WilmerHale’s LEED certification isn’t the only environmental milestone the law firm has celebrated in connection with its 7 World Trade Center offices. It remains the only private sector tenant – to our knowledge – that has implemented New York City’s Energy Aligned Clause within a commercial office lease. As you may recall, the Clause was developed by a task force organized by the Mayor’s Office of Long-Term Planning and Sustainability. It aims to address the much-discussed split incentive, which remains prevalent in most commercial office leases in New York City and refers to the scenario where a landlord pays for building capital improvements but does not benefit from any reductions in operating expenses that are created because its tenants pay for operating expenses under the terms of the lease.
Just a little more explanation…
The Clause aims to address this imbalance: once qualifying improvements are made, tenants should not only realize actual savings, but will pay the landlord 80 percent of their projected savings as assessed by an independent, NYSERDA-approved engineer (creating a buffer in case savings are not as projected) as part of building operating costs.
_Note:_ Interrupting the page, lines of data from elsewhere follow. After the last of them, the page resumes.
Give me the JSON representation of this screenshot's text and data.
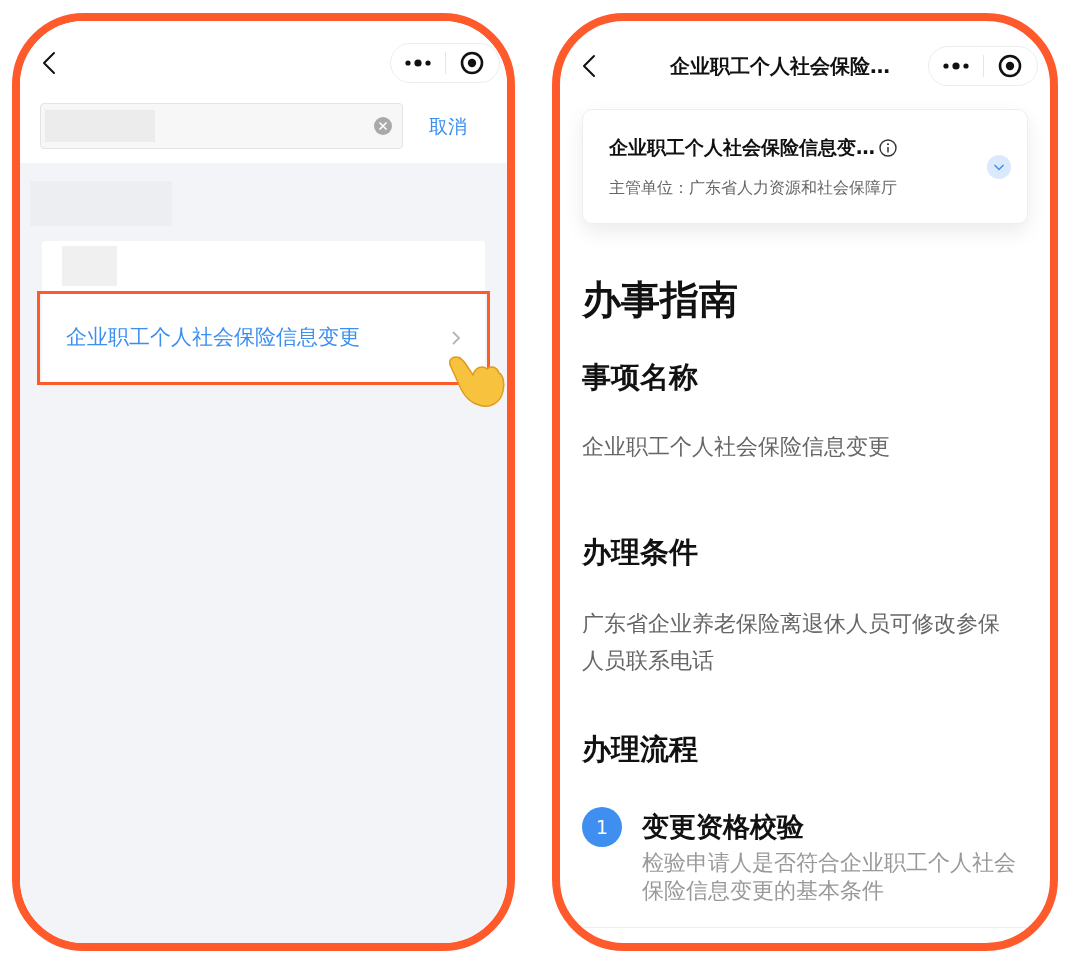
{
  "left_screen": {
    "search": {
      "cancel": "取消"
    },
    "results": [
      {
        "title": "企业职工个人社会保险信息变更",
        "highlighted": true
      }
    ]
  },
  "right_screen": {
    "title": "企业职工个人社会保险…",
    "card": {
      "title": "企业职工个人社会保险信息变…",
      "department": "主管单位：广东省人力资源和社会保障厅"
    },
    "heading": "办事指南",
    "sections": [
      {
        "kind": "text",
        "title": "事项名称",
        "text": "企业职工个人社会保险信息变更"
      },
      {
        "kind": "text",
        "title": "办理条件",
        "text": "广东省企业养老保险离退休人员可修改参保人员联系电话"
      },
      {
        "kind": "steps",
        "title": "办理流程",
        "steps": [
          {
            "number": "1",
            "title": "变更资格校验",
            "text": "检验申请人是否符合企业职工个人社会保险信息变更的基本条件"
          }
        ]
      }
    ]
  }
}
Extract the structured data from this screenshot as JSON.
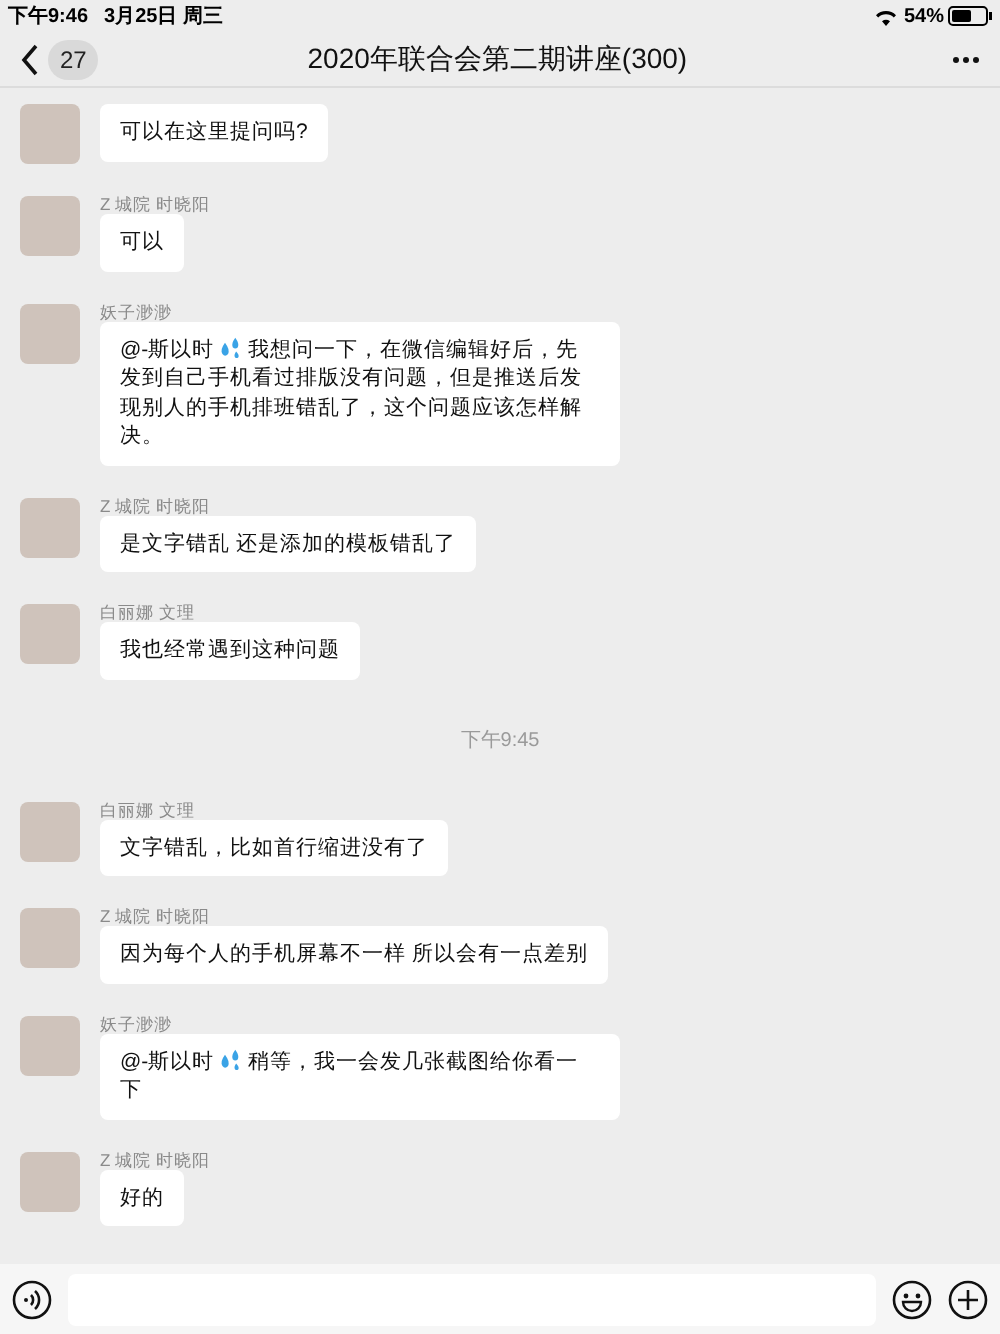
{
  "status_bar": {
    "time": "下午9:46",
    "date": "3月25日 周三",
    "battery": "54%"
  },
  "nav": {
    "unread_count": "27",
    "title": "2020年联合会第二期讲座(300)"
  },
  "messages": [
    {
      "kind": "message",
      "sweat_emoji": false,
      "text": "可以在这里提问吗?"
    },
    {
      "kind": "message",
      "sender": "Z 城院 时晓阳",
      "sweat_emoji": false,
      "text": "可以"
    },
    {
      "kind": "message",
      "sender": "妖子渺渺",
      "mention": "@-斯以时",
      "sweat_emoji": true,
      "text": "我想问一下，在微信编辑好后，先发到自己手机看过排版没有问题，但是推送后发现别人的手机排班错乱了，这个问题应该怎样解决。"
    },
    {
      "kind": "message",
      "sender": "Z 城院 时晓阳",
      "sweat_emoji": false,
      "text": "是文字错乱 还是添加的模板错乱了"
    },
    {
      "kind": "message",
      "sender": "白丽娜 文理",
      "sweat_emoji": false,
      "text": "我也经常遇到这种问题"
    },
    {
      "kind": "time",
      "text": "下午9:45"
    },
    {
      "kind": "message",
      "sender": "白丽娜 文理",
      "sweat_emoji": false,
      "text": "文字错乱，比如首行缩进没有了"
    },
    {
      "kind": "message",
      "sender": "Z 城院 时晓阳",
      "sweat_emoji": false,
      "text": "因为每个人的手机屏幕不一样  所以会有一点差别"
    },
    {
      "kind": "message",
      "sender": "妖子渺渺",
      "mention": "@-斯以时",
      "sweat_emoji": true,
      "text": "稍等，我一会发几张截图给你看一下"
    },
    {
      "kind": "message",
      "sender": "Z 城院 时晓阳",
      "sweat_emoji": false,
      "text": "好的"
    }
  ]
}
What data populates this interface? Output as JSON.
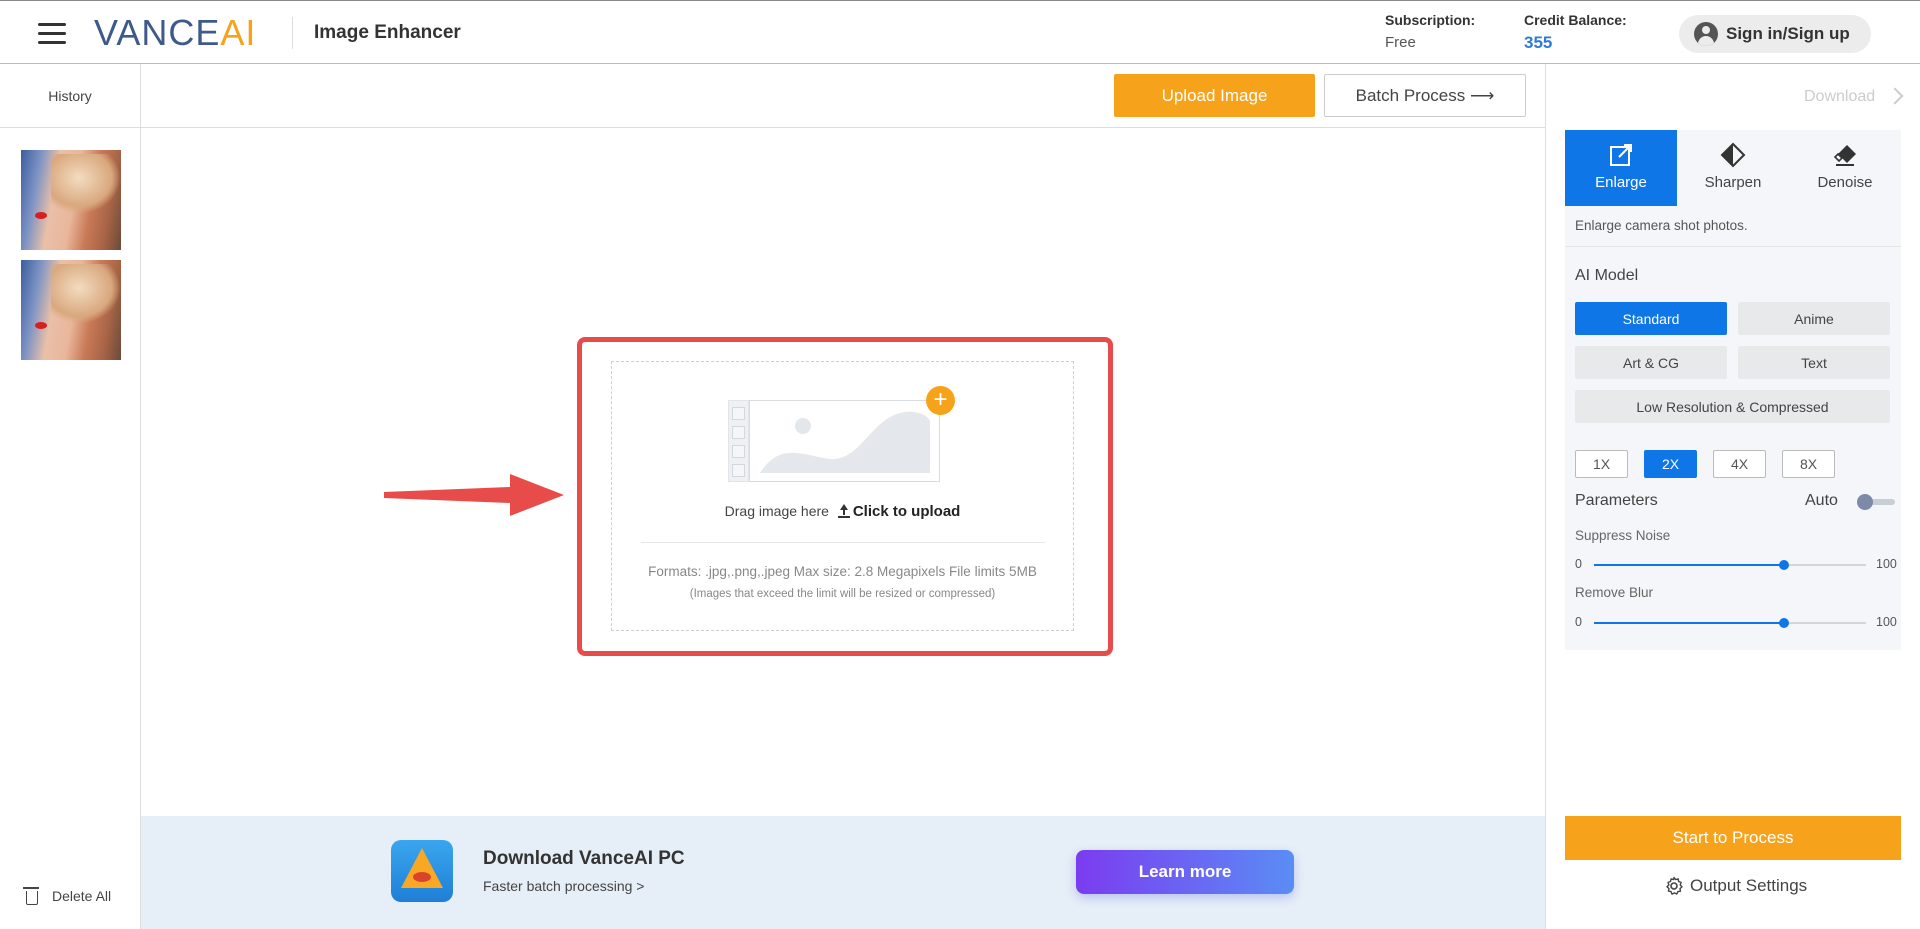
{
  "header": {
    "logo_main": "VANCE",
    "logo_accent": "AI",
    "app_title": "Image Enhancer",
    "subscription_label": "Subscription:",
    "subscription_value": "Free",
    "credit_label": "Credit Balance:",
    "credit_value": "355",
    "signin_label": "Sign in/Sign up"
  },
  "history": {
    "title": "History",
    "thumbnail_count": 2,
    "delete_all_label": "Delete All"
  },
  "toolbar": {
    "upload_label": "Upload Image",
    "batch_label": "Batch Process ⟶"
  },
  "upload": {
    "drag_text": "Drag image here",
    "click_text": "Click to upload",
    "formats_text": "Formats: .jpg,.png,.jpeg Max size: 2.8 Megapixels File limits 5MB",
    "limit_note": "(Images that exceed the limit will be resized or compressed)"
  },
  "promo": {
    "title": "Download VanceAI PC",
    "subtitle": "Faster batch processing >",
    "button_label": "Learn more"
  },
  "panel": {
    "download_label": "Download",
    "tabs": [
      {
        "label": "Enlarge",
        "icon": "enlarge-icon",
        "active": true
      },
      {
        "label": "Sharpen",
        "icon": "sharpen-icon",
        "active": false
      },
      {
        "label": "Denoise",
        "icon": "eraser-icon",
        "active": false
      }
    ],
    "description": "Enlarge camera shot photos.",
    "ai_model_label": "AI Model",
    "models": [
      {
        "label": "Standard",
        "active": true
      },
      {
        "label": "Anime",
        "active": false
      },
      {
        "label": "Art & CG",
        "active": false
      },
      {
        "label": "Text",
        "active": false
      },
      {
        "label": "Low Resolution & Compressed",
        "active": false
      }
    ],
    "scales": [
      {
        "label": "1X",
        "active": false
      },
      {
        "label": "2X",
        "active": true
      },
      {
        "label": "4X",
        "active": false
      },
      {
        "label": "8X",
        "active": false
      }
    ],
    "parameters_label": "Parameters",
    "auto_label": "Auto",
    "auto_enabled": false,
    "suppress_noise": {
      "label": "Suppress Noise",
      "min": "0",
      "max": "100",
      "value": 70
    },
    "remove_blur": {
      "label": "Remove Blur",
      "min": "0",
      "max": "100",
      "value": 70
    },
    "start_label": "Start to Process",
    "output_settings_label": "Output Settings"
  },
  "colors": {
    "accent_orange": "#f7a21b",
    "primary_blue": "#0f76e8",
    "highlight_red": "#e84c4a"
  }
}
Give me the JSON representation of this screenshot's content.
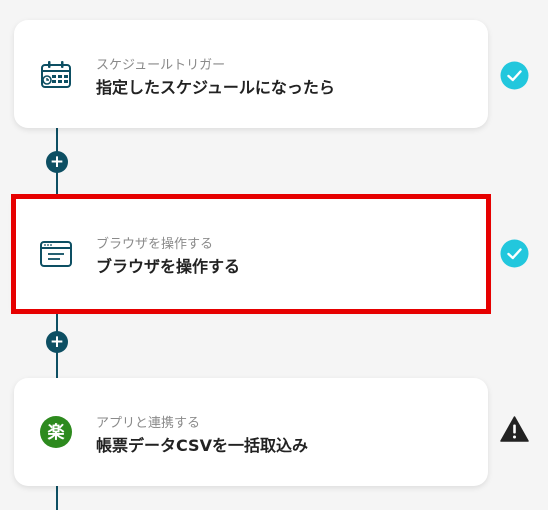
{
  "steps": [
    {
      "category": "スケジュールトリガー",
      "title": "指定したスケジュールになったら",
      "icon": "calendar-clock-icon",
      "status": "complete"
    },
    {
      "category": "ブラウザを操作する",
      "title": "ブラウザを操作する",
      "icon": "browser-window-icon",
      "status": "complete"
    },
    {
      "category": "アプリと連携する",
      "title": "帳票データCSVを一括取込み",
      "icon": "rakuten-logo-icon",
      "status": "warning"
    }
  ],
  "add_step_symbol": "+",
  "app_logo_text": "楽",
  "colors": {
    "connector": "#0d4f63",
    "check": "#22c7dd",
    "warning": "#222222",
    "highlight": "#e60000",
    "app_logo_bg": "#2d8a1e"
  }
}
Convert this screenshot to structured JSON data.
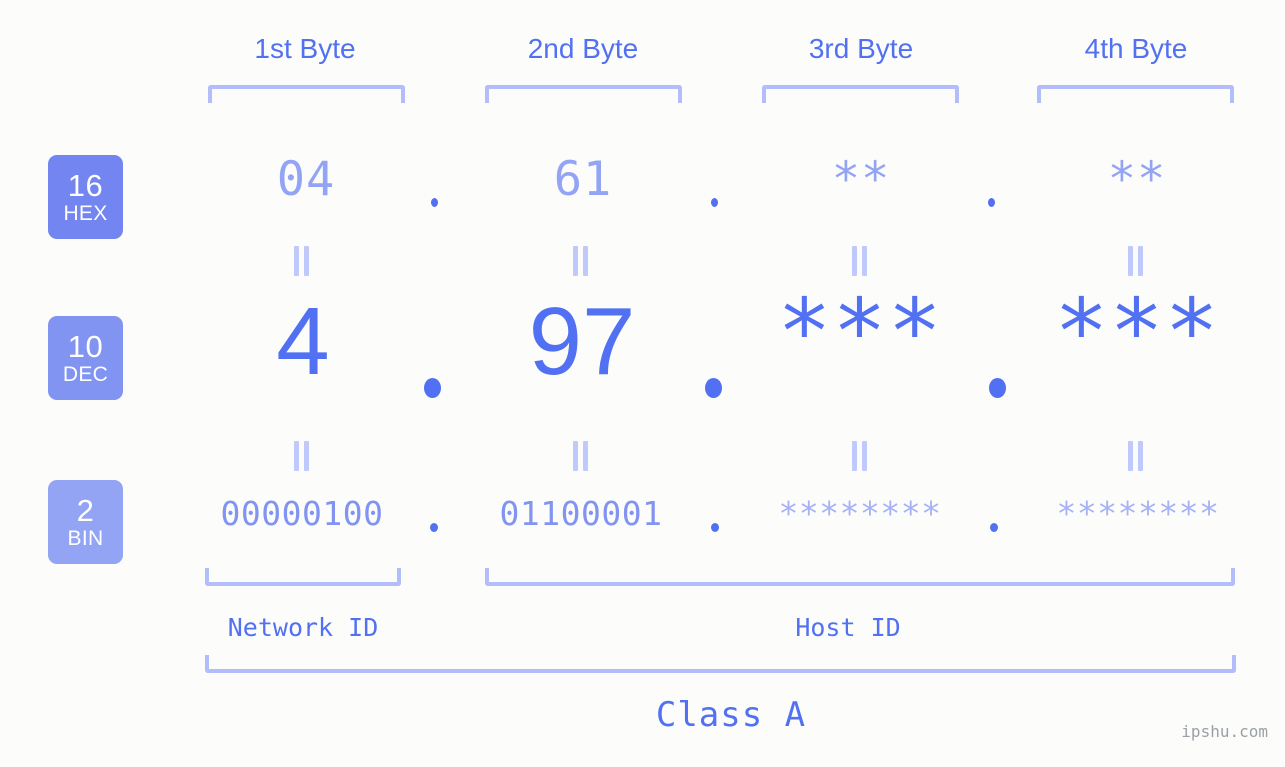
{
  "page": {
    "background_color": "#fcfdfa",
    "accent_color": "#5271f2",
    "accent_light_color": "#93a4f5",
    "bracket_color": "#b3bdfb",
    "watermark": "ipshu.com"
  },
  "byte_headers": [
    {
      "label": "1st Byte"
    },
    {
      "label": "2nd Byte"
    },
    {
      "label": "3rd Byte"
    },
    {
      "label": "4th Byte"
    }
  ],
  "rows": [
    {
      "badge_number": "16",
      "badge_tag": "HEX",
      "badge_color": "#7285f0",
      "values": [
        "04",
        "61",
        "**",
        "**"
      ],
      "separator": "."
    },
    {
      "badge_number": "10",
      "badge_tag": "DEC",
      "badge_color": "#8294f2",
      "values": [
        "4",
        "97",
        "***",
        "***"
      ],
      "separator": "."
    },
    {
      "badge_number": "2",
      "badge_tag": "BIN",
      "badge_color": "#93a4f5",
      "values": [
        "00000100",
        "01100001",
        "********",
        "********"
      ],
      "separator": "."
    }
  ],
  "equivalence_mark": "||",
  "sections": [
    {
      "label": "Network ID"
    },
    {
      "label": "Host ID"
    }
  ],
  "class": {
    "label": "Class A"
  }
}
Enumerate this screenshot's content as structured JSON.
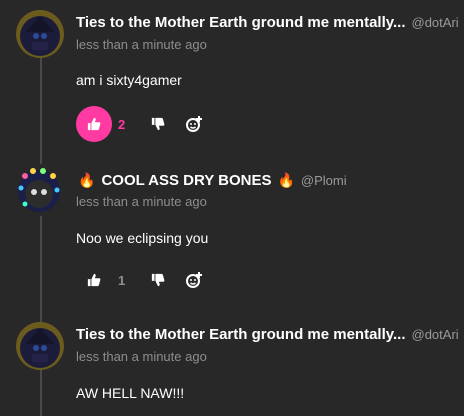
{
  "comments": [
    {
      "author": "Ties to the Mother Earth ground me mentally...",
      "handle": "@dotAri",
      "time": "less than a minute ago",
      "text": "am i sixty4gamer",
      "likes": "2",
      "liked": true
    },
    {
      "author": "COOL ASS DRY BONES",
      "handle": "@Plomi",
      "emoji_before": "🔥",
      "emoji_after": "🔥",
      "time": "less than a minute ago",
      "text": "Noo we eclipsing you",
      "likes": "1",
      "liked": false
    },
    {
      "author": "Ties to the Mother Earth ground me mentally...",
      "handle": "@dotAri",
      "time": "less than a minute ago",
      "text": "AW HELL NAW!!!"
    }
  ],
  "colors": {
    "background": "#282828",
    "accent_pink": "#ff3aa3",
    "muted_text": "#8d8d8d"
  },
  "icons": [
    "thumbs-up-icon",
    "thumbs-down-icon",
    "add-reaction-icon"
  ]
}
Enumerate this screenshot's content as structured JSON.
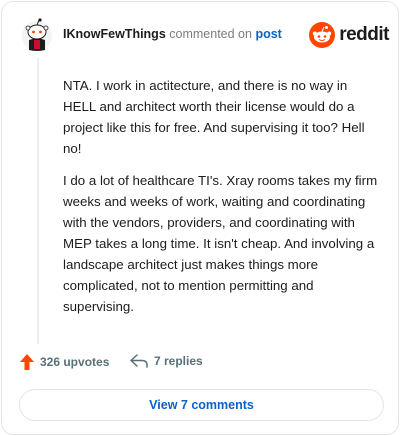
{
  "header": {
    "author": "IKnowFewThings",
    "verb": "commented on",
    "post_link": "post",
    "logo_word": "reddit",
    "avatar_icon": "snoo-avatar-icon",
    "brand_color": "#ff4500"
  },
  "comment": {
    "paragraphs": [
      "NTA. I work in actitecture, and there is no way in HELL and architect worth their license would do a project like this for free. And supervising it too? Hell no!",
      "I do a lot of healthcare TI's. Xray rooms takes my firm weeks and weeks of work, waiting and coordinating with the vendors, providers, and coordinating with MEP takes a long time. It isn't cheap. And involving a landscape architect just makes things more complicated, not to mention permitting and supervising."
    ]
  },
  "actions": {
    "upvotes": "326 upvotes",
    "replies": "7 replies",
    "upvote_icon": "upvote-arrow-icon",
    "reply_icon": "reply-arrow-icon"
  },
  "view_button": {
    "label": "View 7 comments"
  }
}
After the payback period (cost divided by projected savings) for the improvement expires and compensates the landlord for its investment, the tenant continues to enjoy the benefits of the energy savings.
Anyone that’s followed me on tumblr or on twitter for awhile knows how much I admire the work of Chad and Nic of Post Green homes. Take a look at their latest blog post where Chad talks about the small bedroom philosophy, and shares some cool panoramas of the interior of Avant Garage.
Fantastic piece from gbNYC on the need and value of data when in comes to green building in the commercial sector.
The codification of Green Standards is an enormously positive step toward making green building the norm.